Go through the data and retrieve each line that includes the string "Сухомлинов".

- Records from a collection:

+ + +

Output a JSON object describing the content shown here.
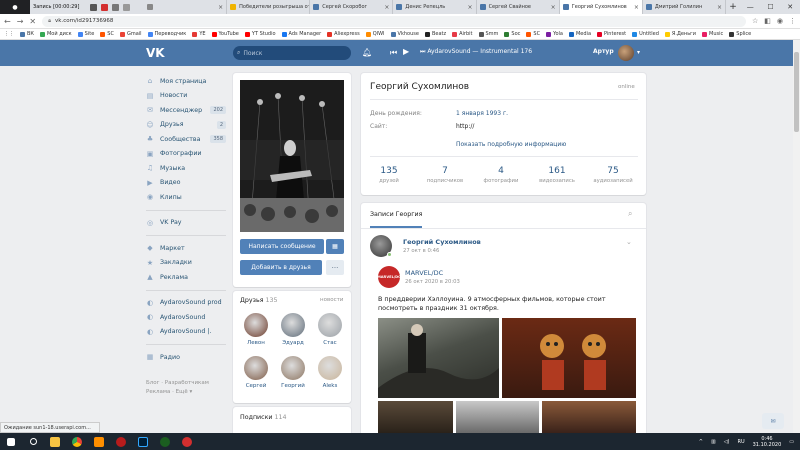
{
  "recorder": {
    "title": "Запись [00:00:29]"
  },
  "tabs": [
    {
      "label": "",
      "color": "#888"
    },
    {
      "label": "Победители розыгрыша от c",
      "color": "#f0b400"
    },
    {
      "label": "Сергей Скоробог",
      "color": "#4a76a8"
    },
    {
      "label": "Денис Репецль",
      "color": "#4a76a8"
    },
    {
      "label": "Сергей Свайное",
      "color": "#4a76a8"
    },
    {
      "label": "Георгий Сухомлинов",
      "color": "#4a76a8",
      "active": true
    },
    {
      "label": "Дмитрий Голилин",
      "color": "#4a76a8"
    }
  ],
  "address": {
    "url": "vk.com/id291736968"
  },
  "bookmarks": [
    {
      "label": "ВК",
      "color": "#4a76a8"
    },
    {
      "label": "Мой диск",
      "color": "#34a853"
    },
    {
      "label": "Site",
      "color": "#4285f4"
    },
    {
      "label": "SC",
      "color": "#ff5500"
    },
    {
      "label": "Gmail",
      "color": "#ea4335"
    },
    {
      "label": "Переводчик",
      "color": "#4285f4"
    },
    {
      "label": "YE",
      "color": "#e53935"
    },
    {
      "label": "YouTube",
      "color": "#ff0000"
    },
    {
      "label": "YT Studio",
      "color": "#ff0000"
    },
    {
      "label": "Ads Manager",
      "color": "#1877f2"
    },
    {
      "label": "Aliexpress",
      "color": "#e43225"
    },
    {
      "label": "QIWI",
      "color": "#ff8c00"
    },
    {
      "label": "Vkhouse",
      "color": "#4a76a8"
    },
    {
      "label": "Beatz",
      "color": "#222"
    },
    {
      "label": "Airbit",
      "color": "#e63946"
    },
    {
      "label": "Smm",
      "color": "#555"
    },
    {
      "label": "Soc",
      "color": "#2e7d32"
    },
    {
      "label": "SC",
      "color": "#ff5500"
    },
    {
      "label": "Yola",
      "color": "#7b1fa2"
    },
    {
      "label": "Media",
      "color": "#1565c0"
    },
    {
      "label": "Pinterest",
      "color": "#e60023"
    },
    {
      "label": "Untitled",
      "color": "#1e88e5"
    },
    {
      "label": "Я.Деньги",
      "color": "#ffcc00"
    },
    {
      "label": "Music",
      "color": "#e91e63"
    },
    {
      "label": "Splice",
      "color": "#333"
    }
  ],
  "header": {
    "search_placeholder": "Поиск",
    "player_track": "AydarovSound — Instrumental 176",
    "user_name": "Артур"
  },
  "menu": {
    "items": [
      {
        "label": "Моя страница",
        "icon": "⌂",
        "count": ""
      },
      {
        "label": "Новости",
        "icon": "▤",
        "count": ""
      },
      {
        "label": "Мессенджер",
        "icon": "✉",
        "count": "202"
      },
      {
        "label": "Друзья",
        "icon": "☺",
        "count": "2"
      },
      {
        "label": "Сообщества",
        "icon": "♣",
        "count": "358"
      },
      {
        "label": "Фотографии",
        "icon": "▣",
        "count": ""
      },
      {
        "label": "Музыка",
        "icon": "♫",
        "count": ""
      },
      {
        "label": "Видео",
        "icon": "▶",
        "count": ""
      },
      {
        "label": "Клипы",
        "icon": "◉",
        "count": ""
      }
    ],
    "items2": [
      {
        "label": "VK Pay",
        "icon": "◎"
      }
    ],
    "items3": [
      {
        "label": "Маркет",
        "icon": "◆"
      },
      {
        "label": "Закладки",
        "icon": "★"
      },
      {
        "label": "Реклама",
        "icon": "▲"
      }
    ],
    "items4": [
      {
        "label": "AydarovSound prod",
        "icon": "◐"
      },
      {
        "label": "AydarovSound",
        "icon": "◐"
      },
      {
        "label": "AydarovSound |.",
        "icon": "◐"
      }
    ],
    "items5": [
      {
        "label": "Радио",
        "icon": "▦"
      }
    ],
    "footer_line1": "Блог · Разработчикам",
    "footer_line2": "Реклама · Ещё ▾"
  },
  "profile": {
    "name": "Георгий Сухомлинов",
    "status": "online",
    "birthday_label": "День рождения:",
    "birthday_value": "1 января 1993 г.",
    "site_label": "Сайт:",
    "site_value": "http://",
    "more_info": "Показать подробную информацию",
    "stats": [
      {
        "n": "135",
        "t": "друзей"
      },
      {
        "n": "7",
        "t": "подписчиков"
      },
      {
        "n": "4",
        "t": "фотографии"
      },
      {
        "n": "161",
        "t": "видеозапись"
      },
      {
        "n": "75",
        "t": "аудиозаписей"
      }
    ]
  },
  "actions": {
    "message": "Написать сообщение",
    "add_friend": "Добавить в друзья",
    "more": "···"
  },
  "friends": {
    "title": "Друзья",
    "count": "135",
    "link": "новости",
    "list": [
      {
        "name": "Левон",
        "color": "#6b3a2a"
      },
      {
        "name": "Эдуард",
        "color": "#5e6b78"
      },
      {
        "name": "Стас",
        "color": "#9aa0a6"
      },
      {
        "name": "Сергей",
        "color": "#7d5a45"
      },
      {
        "name": "Георгий",
        "color": "#8c7460"
      },
      {
        "name": "Aleks",
        "color": "#c9b49a"
      }
    ]
  },
  "subscriptions": {
    "title": "Подписки",
    "count": "114"
  },
  "wall": {
    "tab": "Записи Георгия",
    "author": "Георгий Сухомлинов",
    "author_date": "27 окт в 0:46",
    "repost_name": "MARVEL/DC",
    "repost_date": "26 окт 2020 в 20:03",
    "repost_logo": "MARVEL/DC",
    "text": "В преддверии Хэллоуина. 9 атмосферных фильмов, которые стоит посмотреть в праздник 31 октября."
  },
  "status_bar": "Ожидание sun1-18.userapi.com...",
  "taskbar": {
    "lang": "RU",
    "time": "0:46",
    "date": "31.10.2020"
  }
}
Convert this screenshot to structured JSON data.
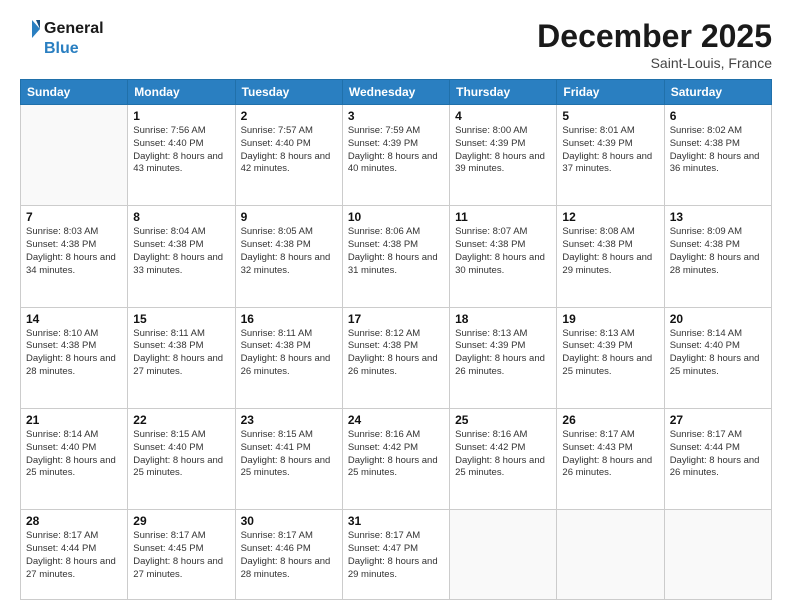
{
  "logo": {
    "line1": "General",
    "line2": "Blue"
  },
  "header": {
    "month": "December 2025",
    "location": "Saint-Louis, France"
  },
  "weekdays": [
    "Sunday",
    "Monday",
    "Tuesday",
    "Wednesday",
    "Thursday",
    "Friday",
    "Saturday"
  ],
  "weeks": [
    [
      {
        "day": "",
        "sunrise": "",
        "sunset": "",
        "daylight": ""
      },
      {
        "day": "1",
        "sunrise": "Sunrise: 7:56 AM",
        "sunset": "Sunset: 4:40 PM",
        "daylight": "Daylight: 8 hours and 43 minutes."
      },
      {
        "day": "2",
        "sunrise": "Sunrise: 7:57 AM",
        "sunset": "Sunset: 4:40 PM",
        "daylight": "Daylight: 8 hours and 42 minutes."
      },
      {
        "day": "3",
        "sunrise": "Sunrise: 7:59 AM",
        "sunset": "Sunset: 4:39 PM",
        "daylight": "Daylight: 8 hours and 40 minutes."
      },
      {
        "day": "4",
        "sunrise": "Sunrise: 8:00 AM",
        "sunset": "Sunset: 4:39 PM",
        "daylight": "Daylight: 8 hours and 39 minutes."
      },
      {
        "day": "5",
        "sunrise": "Sunrise: 8:01 AM",
        "sunset": "Sunset: 4:39 PM",
        "daylight": "Daylight: 8 hours and 37 minutes."
      },
      {
        "day": "6",
        "sunrise": "Sunrise: 8:02 AM",
        "sunset": "Sunset: 4:38 PM",
        "daylight": "Daylight: 8 hours and 36 minutes."
      }
    ],
    [
      {
        "day": "7",
        "sunrise": "Sunrise: 8:03 AM",
        "sunset": "Sunset: 4:38 PM",
        "daylight": "Daylight: 8 hours and 34 minutes."
      },
      {
        "day": "8",
        "sunrise": "Sunrise: 8:04 AM",
        "sunset": "Sunset: 4:38 PM",
        "daylight": "Daylight: 8 hours and 33 minutes."
      },
      {
        "day": "9",
        "sunrise": "Sunrise: 8:05 AM",
        "sunset": "Sunset: 4:38 PM",
        "daylight": "Daylight: 8 hours and 32 minutes."
      },
      {
        "day": "10",
        "sunrise": "Sunrise: 8:06 AM",
        "sunset": "Sunset: 4:38 PM",
        "daylight": "Daylight: 8 hours and 31 minutes."
      },
      {
        "day": "11",
        "sunrise": "Sunrise: 8:07 AM",
        "sunset": "Sunset: 4:38 PM",
        "daylight": "Daylight: 8 hours and 30 minutes."
      },
      {
        "day": "12",
        "sunrise": "Sunrise: 8:08 AM",
        "sunset": "Sunset: 4:38 PM",
        "daylight": "Daylight: 8 hours and 29 minutes."
      },
      {
        "day": "13",
        "sunrise": "Sunrise: 8:09 AM",
        "sunset": "Sunset: 4:38 PM",
        "daylight": "Daylight: 8 hours and 28 minutes."
      }
    ],
    [
      {
        "day": "14",
        "sunrise": "Sunrise: 8:10 AM",
        "sunset": "Sunset: 4:38 PM",
        "daylight": "Daylight: 8 hours and 28 minutes."
      },
      {
        "day": "15",
        "sunrise": "Sunrise: 8:11 AM",
        "sunset": "Sunset: 4:38 PM",
        "daylight": "Daylight: 8 hours and 27 minutes."
      },
      {
        "day": "16",
        "sunrise": "Sunrise: 8:11 AM",
        "sunset": "Sunset: 4:38 PM",
        "daylight": "Daylight: 8 hours and 26 minutes."
      },
      {
        "day": "17",
        "sunrise": "Sunrise: 8:12 AM",
        "sunset": "Sunset: 4:38 PM",
        "daylight": "Daylight: 8 hours and 26 minutes."
      },
      {
        "day": "18",
        "sunrise": "Sunrise: 8:13 AM",
        "sunset": "Sunset: 4:39 PM",
        "daylight": "Daylight: 8 hours and 26 minutes."
      },
      {
        "day": "19",
        "sunrise": "Sunrise: 8:13 AM",
        "sunset": "Sunset: 4:39 PM",
        "daylight": "Daylight: 8 hours and 25 minutes."
      },
      {
        "day": "20",
        "sunrise": "Sunrise: 8:14 AM",
        "sunset": "Sunset: 4:40 PM",
        "daylight": "Daylight: 8 hours and 25 minutes."
      }
    ],
    [
      {
        "day": "21",
        "sunrise": "Sunrise: 8:14 AM",
        "sunset": "Sunset: 4:40 PM",
        "daylight": "Daylight: 8 hours and 25 minutes."
      },
      {
        "day": "22",
        "sunrise": "Sunrise: 8:15 AM",
        "sunset": "Sunset: 4:40 PM",
        "daylight": "Daylight: 8 hours and 25 minutes."
      },
      {
        "day": "23",
        "sunrise": "Sunrise: 8:15 AM",
        "sunset": "Sunset: 4:41 PM",
        "daylight": "Daylight: 8 hours and 25 minutes."
      },
      {
        "day": "24",
        "sunrise": "Sunrise: 8:16 AM",
        "sunset": "Sunset: 4:42 PM",
        "daylight": "Daylight: 8 hours and 25 minutes."
      },
      {
        "day": "25",
        "sunrise": "Sunrise: 8:16 AM",
        "sunset": "Sunset: 4:42 PM",
        "daylight": "Daylight: 8 hours and 25 minutes."
      },
      {
        "day": "26",
        "sunrise": "Sunrise: 8:17 AM",
        "sunset": "Sunset: 4:43 PM",
        "daylight": "Daylight: 8 hours and 26 minutes."
      },
      {
        "day": "27",
        "sunrise": "Sunrise: 8:17 AM",
        "sunset": "Sunset: 4:44 PM",
        "daylight": "Daylight: 8 hours and 26 minutes."
      }
    ],
    [
      {
        "day": "28",
        "sunrise": "Sunrise: 8:17 AM",
        "sunset": "Sunset: 4:44 PM",
        "daylight": "Daylight: 8 hours and 27 minutes."
      },
      {
        "day": "29",
        "sunrise": "Sunrise: 8:17 AM",
        "sunset": "Sunset: 4:45 PM",
        "daylight": "Daylight: 8 hours and 27 minutes."
      },
      {
        "day": "30",
        "sunrise": "Sunrise: 8:17 AM",
        "sunset": "Sunset: 4:46 PM",
        "daylight": "Daylight: 8 hours and 28 minutes."
      },
      {
        "day": "31",
        "sunrise": "Sunrise: 8:17 AM",
        "sunset": "Sunset: 4:47 PM",
        "daylight": "Daylight: 8 hours and 29 minutes."
      },
      {
        "day": "",
        "sunrise": "",
        "sunset": "",
        "daylight": ""
      },
      {
        "day": "",
        "sunrise": "",
        "sunset": "",
        "daylight": ""
      },
      {
        "day": "",
        "sunrise": "",
        "sunset": "",
        "daylight": ""
      }
    ]
  ]
}
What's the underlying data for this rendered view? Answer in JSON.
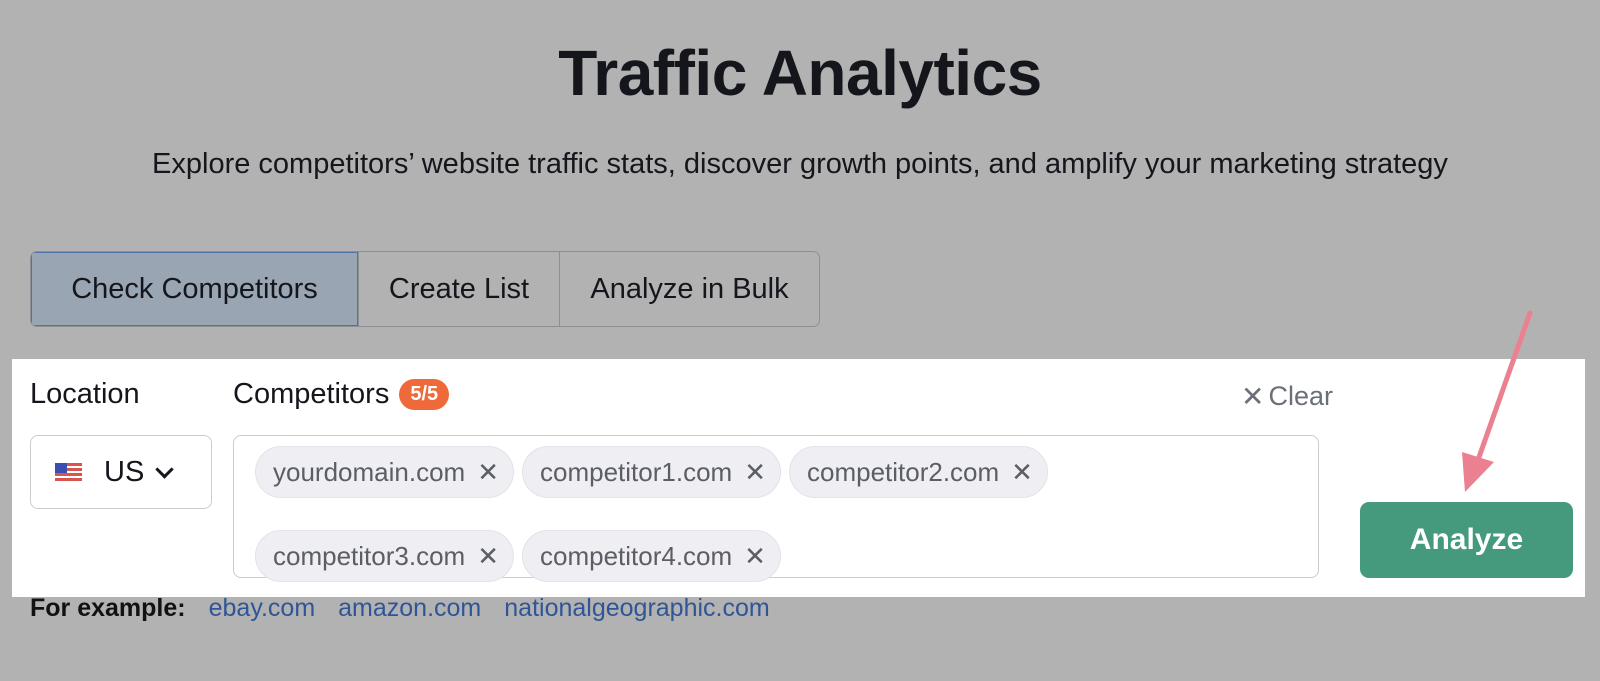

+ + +

- SOLUTION FOR THIS TASK:
      "label": "Георгий Сухомлинов",
    "name": "Георгий Сухомлинов",
    "author": "Георгий Сухомлинов",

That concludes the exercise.